A fear of radicalism in the wake of the French Revolution dampened the movement against the slave trade, but the lawyer James Stephen persuaded Pitt that he could use abolition as a weapon against the French. By making the trade illegal, Britain could claim the right to search ships on the Atlantic. Anti-slave trade diplomacy sold the cause to the Admiralty and the Government.
The abolition of the trade, it was thought, would lead to the end of slavery. But in the 1830s there were still 665,000 enslaved Africans on British-owned plantations. Falling sugar prices, though, had reversed the fortunes of the once-wealthy proprietors.

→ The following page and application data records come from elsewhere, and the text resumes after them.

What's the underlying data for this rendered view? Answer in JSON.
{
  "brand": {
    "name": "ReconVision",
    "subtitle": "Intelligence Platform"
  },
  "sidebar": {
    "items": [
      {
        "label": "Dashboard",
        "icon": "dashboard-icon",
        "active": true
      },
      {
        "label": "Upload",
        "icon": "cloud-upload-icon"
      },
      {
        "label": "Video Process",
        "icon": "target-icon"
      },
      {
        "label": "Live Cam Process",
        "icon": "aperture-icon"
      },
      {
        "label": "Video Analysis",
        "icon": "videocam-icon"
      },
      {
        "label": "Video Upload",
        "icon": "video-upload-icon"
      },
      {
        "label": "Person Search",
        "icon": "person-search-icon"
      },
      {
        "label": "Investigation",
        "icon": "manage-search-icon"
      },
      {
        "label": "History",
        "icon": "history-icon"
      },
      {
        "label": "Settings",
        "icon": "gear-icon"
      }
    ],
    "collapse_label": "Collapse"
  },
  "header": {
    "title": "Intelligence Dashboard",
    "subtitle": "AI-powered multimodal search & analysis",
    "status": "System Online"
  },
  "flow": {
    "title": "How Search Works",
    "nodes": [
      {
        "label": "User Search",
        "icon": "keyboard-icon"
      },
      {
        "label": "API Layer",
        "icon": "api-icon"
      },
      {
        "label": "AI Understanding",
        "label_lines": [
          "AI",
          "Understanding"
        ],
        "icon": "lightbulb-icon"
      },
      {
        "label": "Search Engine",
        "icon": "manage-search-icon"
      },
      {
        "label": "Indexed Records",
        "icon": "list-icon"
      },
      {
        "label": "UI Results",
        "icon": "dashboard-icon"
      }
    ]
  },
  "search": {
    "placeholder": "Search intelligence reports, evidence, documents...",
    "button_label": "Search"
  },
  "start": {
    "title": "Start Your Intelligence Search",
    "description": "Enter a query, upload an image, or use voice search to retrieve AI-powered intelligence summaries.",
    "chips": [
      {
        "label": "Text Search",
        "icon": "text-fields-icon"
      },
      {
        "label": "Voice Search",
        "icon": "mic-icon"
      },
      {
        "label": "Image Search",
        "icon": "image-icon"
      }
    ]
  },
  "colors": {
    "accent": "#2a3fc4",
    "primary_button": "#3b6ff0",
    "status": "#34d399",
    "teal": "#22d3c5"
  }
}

At Christmas in 1831, Sam Sharpe led a great strike of slaves known as the Baptist War. Sentenced to death he said, ‘I would rather die among yonder gallows, than live in slavery.’
Most of the plantations were heavily mortgaged and unprofitable. Not only did they appeal to the Government for financial help, the Planters – half-jokingly – challenged their anti-slavery critics to buy the slaves their freedom.
Back then it did not seem that strange an idea, though it is shocking looking back today. Under the terms of the 1833 Act £20 million was raised by the treasury to compensate the slave-owners for their loss.
The records of the compensation made to each slave-owner were written down and can today be studied online at the Legacy of Slavery website begun by Catherine Hall and Nicholas Draper at UCL.
The money paid out did not stay in the West Indies. Planters – or more often their creditors – glad to see their assets liquid mostly re-invested them in Britain. The West Indies which had given up so much wealth under slavery, were condemned to decades of poverty after abolition. The emancipated squatted the old plantations or moved inland to make free villages.
It is right to celebrate the many in Britain who fought against slavery, but it came late and often at a harsh price for the emancipated.